Consent is when someone agrees to do something sexual with you, such as touching, kissing or having sex. Before beginning any contact with anybody, you need to be totally clear that everyone involved wants to do it.
How do you know if someone wants to do something sexual with you? You ask! Consent doesn’t have to be awkward or hard – in fact, asking first shows respect and allows everybody to feel empowered.
Find ways to ask for consent that feel good to you. Some popular examples include:
Consent must be a continuous process of checking, asking, reading body signals and paying attention to others. You can withdraw your consent at any time. Even if you say yes to something, you can still say no minutes later. You can change your mind and anyone can stop at any time. And just because someone slept with you in the past, doesn’t mean you have their consent for future sex.
Consent must be specific. A ‘yes’ to kissing is not also a ‘yes’ to touching. Consenting to oral sex is not consenting to penetrative sex. You can say yes to some kinds of touching/sex acts and not others.
A ‘maybe is not a yes’. Feeling confused or coerced, being silent, turning a head away, lying completely still, or being threatened or intoxicated means consent is NOT being given. And in NSW, someone who is under 16 years old is legally incapable of giving consent. While consent is not always spoken, it is very important to never assume it is being given. Stop and check in, read body signals, and slow down.
Dating apps and sites can be a fun way to meet people and allow you to search for potential dates and hook-ups, or screen out people you aren’t interested in.

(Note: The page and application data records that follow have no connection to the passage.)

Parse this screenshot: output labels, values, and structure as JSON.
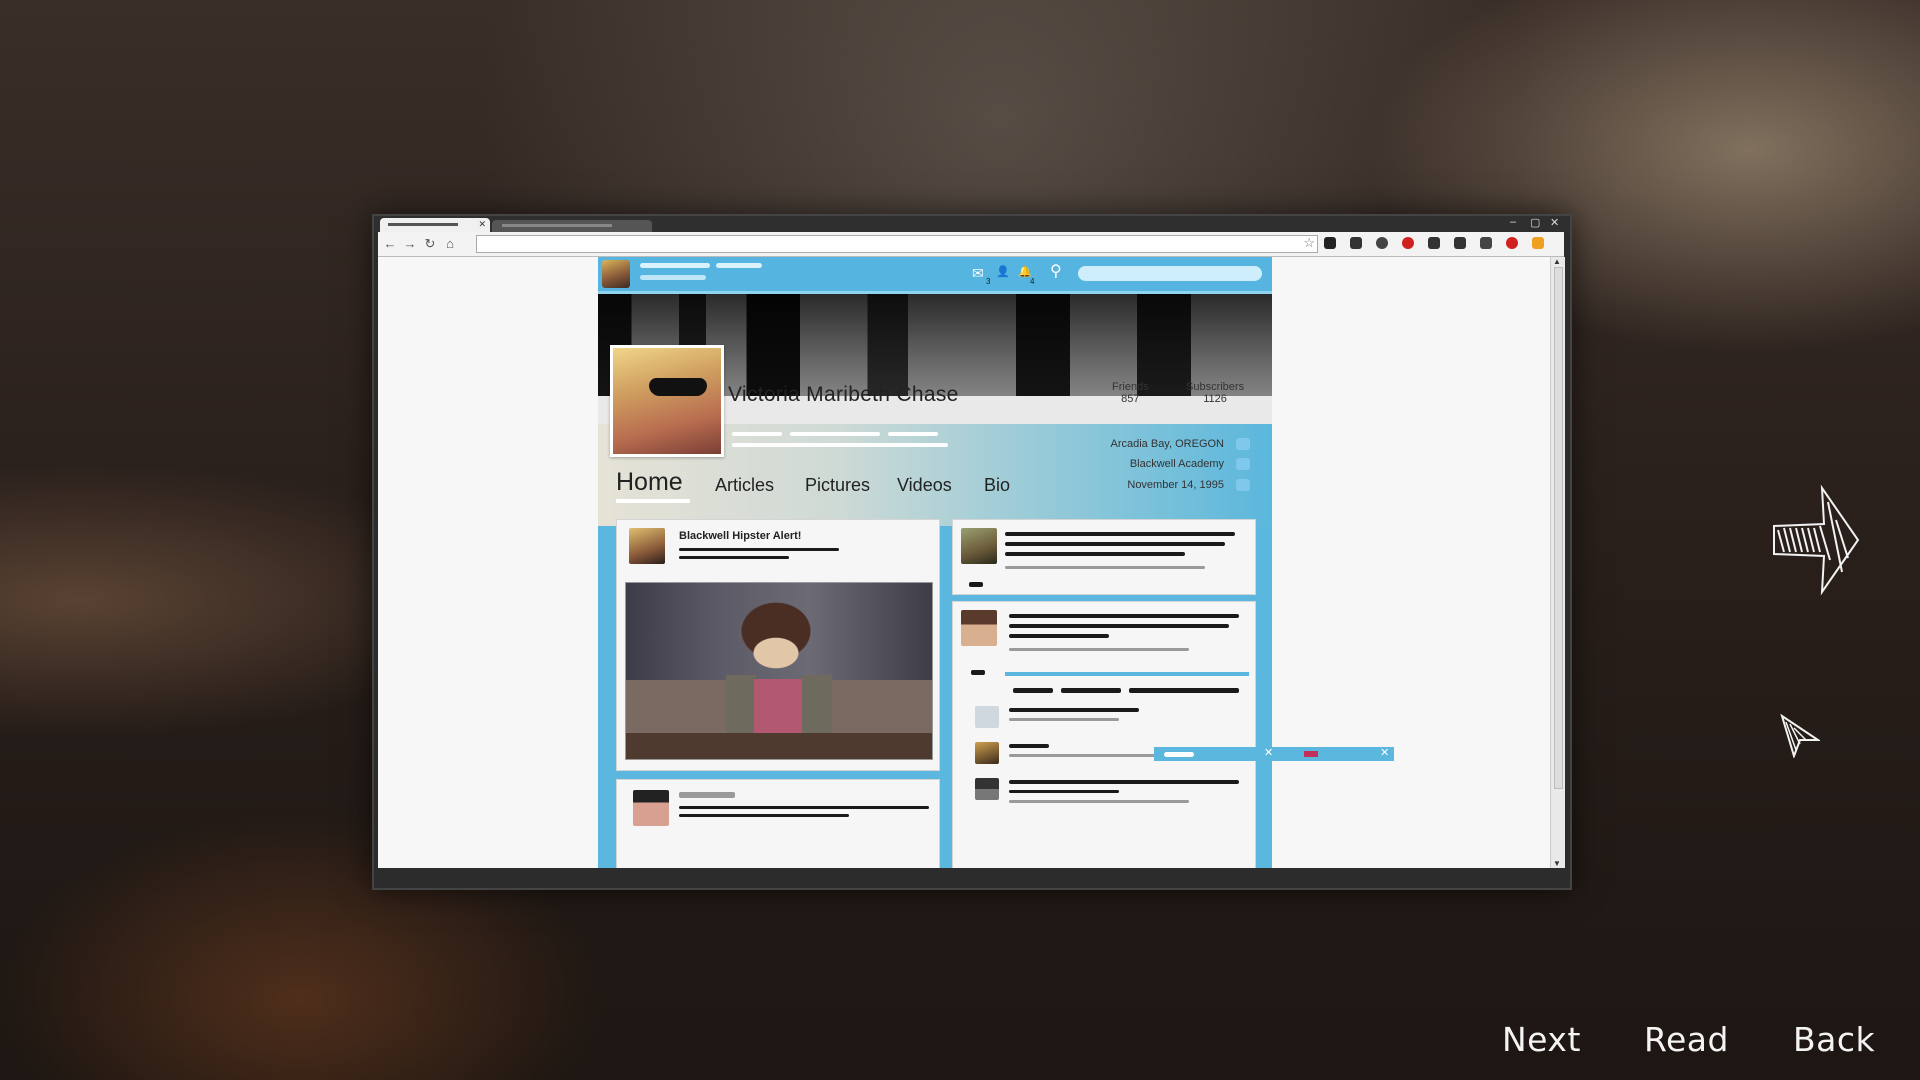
{
  "browser": {
    "window_controls": [
      "–",
      "▢",
      "✕"
    ],
    "tab_close": "✕",
    "nav": [
      "←",
      "→",
      "↻",
      "⌂"
    ],
    "bookmark_star": "☆",
    "extension_colors": [
      "#222222",
      "#333333",
      "#444444",
      "#d02020",
      "#333333",
      "#333333",
      "#444444",
      "#d02020",
      "#f0a020"
    ]
  },
  "site": {
    "top_bar": {
      "messages_count": "3",
      "notifications_count": "4",
      "messages_icon": "✉",
      "friends_icon": "👤",
      "notifications_icon": "🔔",
      "search_icon": "⚲"
    },
    "profile": {
      "name": "Victoria Maribeth Chase",
      "friends_label": "Friends",
      "friends_count": "857",
      "subscribers_label": "Subscribers",
      "subscribers_count": "1126",
      "location": "Arcadia Bay, OREGON",
      "school": "Blackwell Academy",
      "birthday": "November 14, 1995"
    },
    "tabs": [
      "Home",
      "Articles",
      "Pictures",
      "Videos",
      "Bio"
    ],
    "posts": [
      {
        "title": "Blackwell Hipster Alert!"
      }
    ]
  },
  "menu": {
    "next": "Next",
    "read": "Read",
    "back": "Back"
  },
  "colors": {
    "site_accent": "#5bb7dd",
    "menu_text": "#f4f4f4"
  }
}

If you’re going to meet up with someone for sex for the first time here are a few safety tips:
And remember to always practice consent!
In Australia, some people date more than one person at the same time. If you’re dating or sleeping with someone, make sure to discuss whether your relationship is exclusive (your partner is only dating you) or not.
University Health Service:
(02) 9351 3484
SUPRA Queer Officer:
SUPRA International Officer:
SUPRA Women’s Officer:
Royal Prince Alfred Sexual Assault Service:
(02) 9515 9040 (24 hours)
NSW Rape Crisis Centre:
1800 424 017 (24 hours)
This information is current as at December 2019 and where it includes legal information is intended as a guide to the law as it applies to people who live in or are affected by the law as it applies in NSW. It does not constitute legal advice.